→ **YOUR TASK**:
Looking at the entries, how many lines hold the word "amount"? State the number by itself.

→ **Website and app data records**:
________

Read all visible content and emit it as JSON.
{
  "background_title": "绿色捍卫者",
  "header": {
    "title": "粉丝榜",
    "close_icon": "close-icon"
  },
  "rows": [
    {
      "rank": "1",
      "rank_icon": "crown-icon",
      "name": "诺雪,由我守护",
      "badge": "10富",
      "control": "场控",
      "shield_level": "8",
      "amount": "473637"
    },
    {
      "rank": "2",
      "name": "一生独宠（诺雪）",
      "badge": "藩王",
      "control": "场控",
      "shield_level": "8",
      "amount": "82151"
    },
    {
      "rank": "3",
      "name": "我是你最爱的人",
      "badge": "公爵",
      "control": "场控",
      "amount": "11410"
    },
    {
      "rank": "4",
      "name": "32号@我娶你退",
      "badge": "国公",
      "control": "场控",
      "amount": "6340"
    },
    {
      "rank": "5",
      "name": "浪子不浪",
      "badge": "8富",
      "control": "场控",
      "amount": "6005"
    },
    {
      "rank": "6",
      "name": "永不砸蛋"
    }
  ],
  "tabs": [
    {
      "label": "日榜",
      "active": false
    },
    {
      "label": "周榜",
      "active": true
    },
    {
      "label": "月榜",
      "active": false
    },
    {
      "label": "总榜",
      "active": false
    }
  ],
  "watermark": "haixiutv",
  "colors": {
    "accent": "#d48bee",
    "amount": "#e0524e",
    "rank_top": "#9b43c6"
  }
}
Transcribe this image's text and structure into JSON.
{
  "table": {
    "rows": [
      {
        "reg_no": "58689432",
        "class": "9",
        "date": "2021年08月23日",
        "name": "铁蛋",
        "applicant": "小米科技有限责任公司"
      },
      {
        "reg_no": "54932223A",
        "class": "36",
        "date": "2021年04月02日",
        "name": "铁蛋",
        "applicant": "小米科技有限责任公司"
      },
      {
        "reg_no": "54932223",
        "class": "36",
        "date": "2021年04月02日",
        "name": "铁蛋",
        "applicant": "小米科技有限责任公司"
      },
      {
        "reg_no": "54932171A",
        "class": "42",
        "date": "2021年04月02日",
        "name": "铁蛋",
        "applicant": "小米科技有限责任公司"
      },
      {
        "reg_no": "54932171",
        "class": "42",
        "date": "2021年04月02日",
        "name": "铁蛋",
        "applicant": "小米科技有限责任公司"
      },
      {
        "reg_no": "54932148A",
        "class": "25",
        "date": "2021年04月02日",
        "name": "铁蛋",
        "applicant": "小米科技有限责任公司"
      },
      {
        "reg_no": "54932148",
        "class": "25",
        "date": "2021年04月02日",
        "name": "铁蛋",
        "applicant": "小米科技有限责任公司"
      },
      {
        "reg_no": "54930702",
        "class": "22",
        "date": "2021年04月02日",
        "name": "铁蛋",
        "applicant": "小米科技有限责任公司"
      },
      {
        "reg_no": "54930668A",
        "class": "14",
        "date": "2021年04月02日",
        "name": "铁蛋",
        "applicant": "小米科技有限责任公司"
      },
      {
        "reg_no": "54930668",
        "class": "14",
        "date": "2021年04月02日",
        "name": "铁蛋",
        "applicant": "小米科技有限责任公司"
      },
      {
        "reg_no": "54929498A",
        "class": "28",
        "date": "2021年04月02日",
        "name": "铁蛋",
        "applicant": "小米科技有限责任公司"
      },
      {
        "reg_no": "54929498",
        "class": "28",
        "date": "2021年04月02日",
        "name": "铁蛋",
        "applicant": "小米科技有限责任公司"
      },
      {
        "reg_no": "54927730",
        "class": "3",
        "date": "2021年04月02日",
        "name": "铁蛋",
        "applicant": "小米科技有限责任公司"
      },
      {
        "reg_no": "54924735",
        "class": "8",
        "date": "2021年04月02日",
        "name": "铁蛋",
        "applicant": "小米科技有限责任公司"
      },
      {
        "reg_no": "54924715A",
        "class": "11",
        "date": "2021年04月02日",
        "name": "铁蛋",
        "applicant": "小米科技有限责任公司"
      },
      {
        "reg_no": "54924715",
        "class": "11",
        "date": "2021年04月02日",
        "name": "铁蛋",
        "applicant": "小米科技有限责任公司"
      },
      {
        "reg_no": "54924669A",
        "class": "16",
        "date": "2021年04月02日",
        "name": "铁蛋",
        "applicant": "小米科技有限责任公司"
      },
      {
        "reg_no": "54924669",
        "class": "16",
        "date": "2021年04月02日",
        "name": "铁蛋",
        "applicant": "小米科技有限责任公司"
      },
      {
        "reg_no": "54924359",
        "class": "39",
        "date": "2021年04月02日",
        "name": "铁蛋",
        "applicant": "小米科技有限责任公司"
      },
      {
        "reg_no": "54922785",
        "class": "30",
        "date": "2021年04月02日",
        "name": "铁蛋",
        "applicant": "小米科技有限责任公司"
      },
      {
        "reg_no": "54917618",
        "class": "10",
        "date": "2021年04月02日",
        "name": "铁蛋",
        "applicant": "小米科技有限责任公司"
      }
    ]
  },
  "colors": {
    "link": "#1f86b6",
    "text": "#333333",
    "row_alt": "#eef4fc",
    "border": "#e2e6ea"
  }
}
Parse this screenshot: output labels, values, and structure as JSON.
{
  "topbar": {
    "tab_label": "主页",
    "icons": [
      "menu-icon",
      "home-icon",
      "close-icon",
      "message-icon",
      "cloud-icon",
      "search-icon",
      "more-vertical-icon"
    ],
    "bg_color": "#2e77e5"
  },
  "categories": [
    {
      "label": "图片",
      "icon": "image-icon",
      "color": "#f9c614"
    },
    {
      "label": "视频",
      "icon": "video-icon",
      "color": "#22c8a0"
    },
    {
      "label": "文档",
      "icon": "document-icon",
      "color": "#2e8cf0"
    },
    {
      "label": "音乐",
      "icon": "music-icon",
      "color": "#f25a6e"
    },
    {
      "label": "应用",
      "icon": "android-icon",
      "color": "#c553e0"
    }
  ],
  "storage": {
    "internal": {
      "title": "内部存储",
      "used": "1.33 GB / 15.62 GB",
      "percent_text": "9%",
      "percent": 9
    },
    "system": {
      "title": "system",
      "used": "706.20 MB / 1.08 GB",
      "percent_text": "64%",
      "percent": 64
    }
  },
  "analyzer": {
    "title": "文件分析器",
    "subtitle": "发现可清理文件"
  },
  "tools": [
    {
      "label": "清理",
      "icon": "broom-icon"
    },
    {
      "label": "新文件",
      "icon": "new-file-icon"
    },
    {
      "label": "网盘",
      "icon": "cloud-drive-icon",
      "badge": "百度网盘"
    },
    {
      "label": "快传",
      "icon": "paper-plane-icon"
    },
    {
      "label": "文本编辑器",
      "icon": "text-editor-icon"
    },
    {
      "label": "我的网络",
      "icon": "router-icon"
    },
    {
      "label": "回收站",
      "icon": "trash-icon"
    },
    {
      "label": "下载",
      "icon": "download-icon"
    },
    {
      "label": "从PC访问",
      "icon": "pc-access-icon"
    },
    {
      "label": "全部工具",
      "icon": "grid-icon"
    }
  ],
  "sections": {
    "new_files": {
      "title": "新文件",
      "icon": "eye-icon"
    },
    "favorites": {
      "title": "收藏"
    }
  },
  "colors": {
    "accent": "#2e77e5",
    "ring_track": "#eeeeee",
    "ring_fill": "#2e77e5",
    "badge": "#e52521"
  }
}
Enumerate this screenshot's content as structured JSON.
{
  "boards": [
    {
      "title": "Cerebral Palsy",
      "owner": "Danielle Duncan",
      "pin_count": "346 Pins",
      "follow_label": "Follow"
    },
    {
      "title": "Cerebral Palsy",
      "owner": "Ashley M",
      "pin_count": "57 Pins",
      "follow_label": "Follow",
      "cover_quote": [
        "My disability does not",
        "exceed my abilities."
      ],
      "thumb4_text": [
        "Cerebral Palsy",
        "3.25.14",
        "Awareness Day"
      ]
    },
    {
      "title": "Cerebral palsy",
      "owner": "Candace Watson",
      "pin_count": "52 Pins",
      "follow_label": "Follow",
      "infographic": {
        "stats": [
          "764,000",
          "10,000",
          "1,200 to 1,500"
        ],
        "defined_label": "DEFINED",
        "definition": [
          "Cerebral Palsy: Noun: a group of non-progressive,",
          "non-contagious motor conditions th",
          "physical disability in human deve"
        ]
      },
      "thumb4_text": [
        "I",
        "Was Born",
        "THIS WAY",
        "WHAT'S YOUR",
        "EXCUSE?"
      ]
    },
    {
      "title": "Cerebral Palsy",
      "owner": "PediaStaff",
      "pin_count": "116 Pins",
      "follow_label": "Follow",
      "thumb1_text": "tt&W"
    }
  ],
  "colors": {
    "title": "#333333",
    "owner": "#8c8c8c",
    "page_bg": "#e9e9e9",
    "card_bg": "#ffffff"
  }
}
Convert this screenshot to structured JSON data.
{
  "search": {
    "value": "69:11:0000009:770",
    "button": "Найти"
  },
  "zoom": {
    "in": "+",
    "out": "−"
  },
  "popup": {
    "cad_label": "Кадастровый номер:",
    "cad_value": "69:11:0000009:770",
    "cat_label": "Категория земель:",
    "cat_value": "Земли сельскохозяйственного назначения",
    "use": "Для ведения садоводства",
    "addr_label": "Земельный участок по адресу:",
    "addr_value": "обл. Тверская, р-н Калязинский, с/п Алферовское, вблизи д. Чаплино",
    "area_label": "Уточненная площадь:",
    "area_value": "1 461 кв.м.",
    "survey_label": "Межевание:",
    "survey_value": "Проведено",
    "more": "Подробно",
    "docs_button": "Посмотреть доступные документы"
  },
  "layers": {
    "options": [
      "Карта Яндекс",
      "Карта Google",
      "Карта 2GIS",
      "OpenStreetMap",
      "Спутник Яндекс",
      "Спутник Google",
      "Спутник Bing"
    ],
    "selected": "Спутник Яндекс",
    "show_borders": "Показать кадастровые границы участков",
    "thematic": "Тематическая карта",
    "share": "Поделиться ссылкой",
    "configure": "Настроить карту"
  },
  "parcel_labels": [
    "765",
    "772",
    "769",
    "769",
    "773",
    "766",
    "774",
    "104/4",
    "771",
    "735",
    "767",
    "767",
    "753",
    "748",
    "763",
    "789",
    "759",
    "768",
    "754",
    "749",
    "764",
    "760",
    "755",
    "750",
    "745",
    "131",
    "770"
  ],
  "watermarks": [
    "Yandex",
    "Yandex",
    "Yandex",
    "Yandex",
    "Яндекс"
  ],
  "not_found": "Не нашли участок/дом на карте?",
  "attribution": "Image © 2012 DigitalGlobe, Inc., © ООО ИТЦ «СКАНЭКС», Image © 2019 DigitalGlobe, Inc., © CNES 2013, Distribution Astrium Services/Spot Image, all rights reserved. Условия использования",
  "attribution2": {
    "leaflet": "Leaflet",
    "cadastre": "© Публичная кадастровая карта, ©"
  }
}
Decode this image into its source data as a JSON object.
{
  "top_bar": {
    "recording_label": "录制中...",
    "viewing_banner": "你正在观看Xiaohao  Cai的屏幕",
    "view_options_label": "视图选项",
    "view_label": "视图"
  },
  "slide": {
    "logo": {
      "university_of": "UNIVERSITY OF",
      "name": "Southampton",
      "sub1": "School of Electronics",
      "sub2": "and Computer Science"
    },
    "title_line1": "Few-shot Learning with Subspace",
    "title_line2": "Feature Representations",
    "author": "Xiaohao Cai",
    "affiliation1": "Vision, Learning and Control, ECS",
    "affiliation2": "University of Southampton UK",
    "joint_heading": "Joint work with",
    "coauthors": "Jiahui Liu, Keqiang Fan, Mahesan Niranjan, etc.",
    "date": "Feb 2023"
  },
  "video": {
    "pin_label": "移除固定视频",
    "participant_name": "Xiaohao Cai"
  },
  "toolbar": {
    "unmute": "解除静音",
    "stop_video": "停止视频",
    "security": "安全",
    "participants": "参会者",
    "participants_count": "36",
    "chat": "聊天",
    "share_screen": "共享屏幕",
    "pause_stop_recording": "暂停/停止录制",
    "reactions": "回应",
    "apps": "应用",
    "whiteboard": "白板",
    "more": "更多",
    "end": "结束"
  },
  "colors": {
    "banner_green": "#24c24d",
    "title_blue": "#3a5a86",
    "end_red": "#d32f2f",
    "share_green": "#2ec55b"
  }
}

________

→ **OUTPUT FOR THIS TASK**:
6